Here's the tableaux with Tashtego from chapter 135, THE CHASE — THIRD DAY:
For an instant, the tranced boat's crew stood still; then turned. "The ship? Great God, where is the ship?" Soon they through dim, bewildering mediums saw her sidelong fading phantom, as in the gaseous Fata Morgana; only the uppermost masts out of water; while fixed by infatuation, or fidelity, or fate, to their once lofty perches, the pagan harpooneers still maintained their sinking lookouts on the sea. And now, concentric circles seized the lone boat itself, and all its crew, and each floating oar, and every lance-pole, and spinning, animate and inanimate, all round and round in one vortex, carried the smallest chip of the Pequod out of sight. 
But as the last whelmings intermixingly poured themselves over the sunken head of the Indian at the mainmast, leaving a few inches of the erect spar yet visible, together with long streaming yards of the flag, which calmly undulated, with ironical coincidings, over the destroying billows they almost touched;—at that instant, a red arm and a hammer hovered backwardly uplifted in the open air, in the act of nailing the flag faster and yet faster to the subsiding spar. A sky-hawk that tauntingly had followed the main-truck downwards from its natural home among the stars, pecking at the flag, and incommoding Tashtego there; this bird now chanced to intercept its broad fluttering wing between the hammer and the wood; and simultaneously feeling that etherial thrill, the submerged savage beneath, in his death-gasp, kept his hammer frozen there; and so the bird of heaven, with archangelic shrieks, and his imperial beak thrust upwards, and his whole captive form folded in the flag of Ahab, went down with his ship, which, like Satan, would not sink to hell till she had dragged a living part of heaven along with her, and helmeted herself with it.

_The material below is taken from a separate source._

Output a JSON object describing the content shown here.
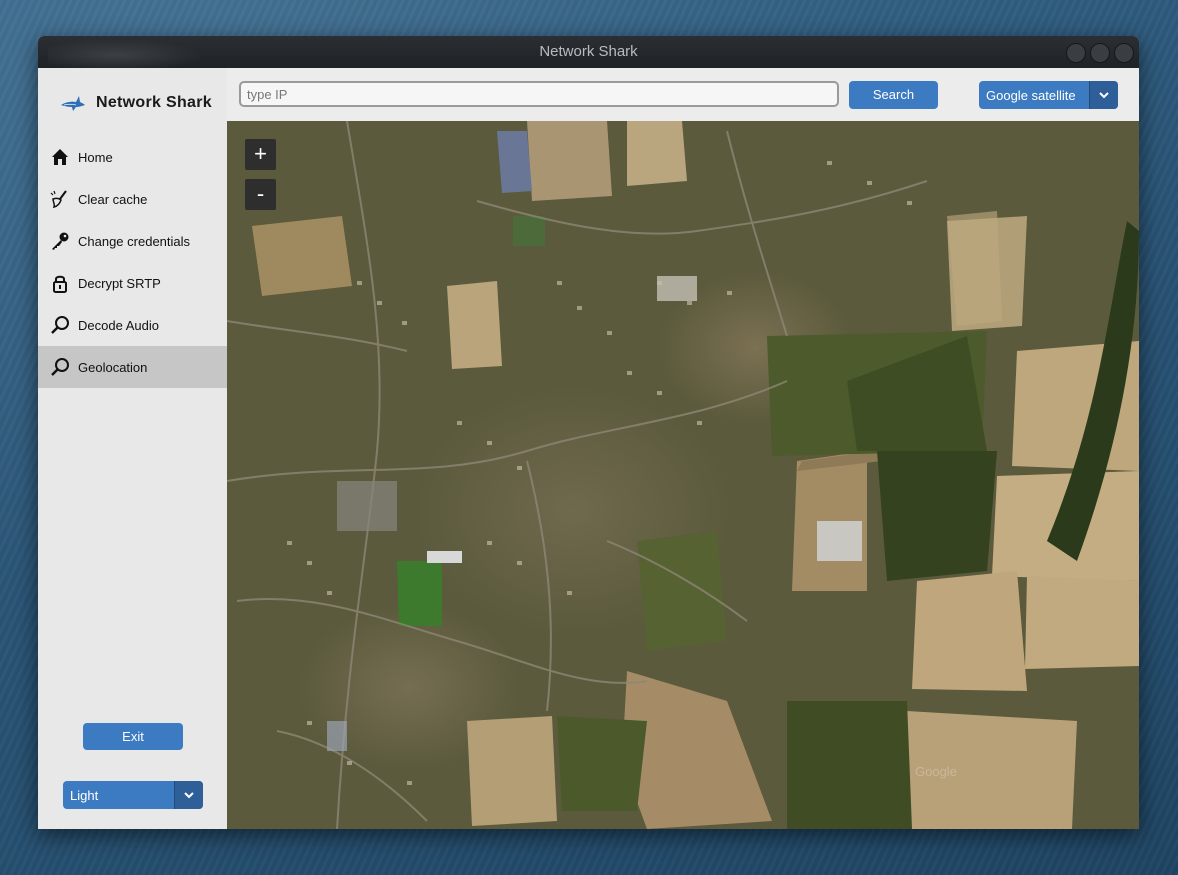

Now small fowls flew screaming over the yet yawning gulf; a sullen white surf beat against its steep sides; then all collapsed, and the great shroud of the sea rolled on as it rolled five thousand years ago. --Herman Melville, Moby-Dick 
 Related post:

1 comment:

  1. There unfortunately don't seem to be many Indians listed in the published vital records of the Martha's Vineyard towns. If you look in the Nantucket death records under the heading "Negroes," however, you can find brief descriptions from which a modern Melville could spin a hundred "romances":

    Here's Queequeg: "'A Sandwich Island Indian,' of Canacker, 'came here in one of our Whaling Ships from Round Cape Horn,' found dead Feb. 27, 1837, a. 35 y. 6 m."

    One is tempted to read, "with a harpoon in his side."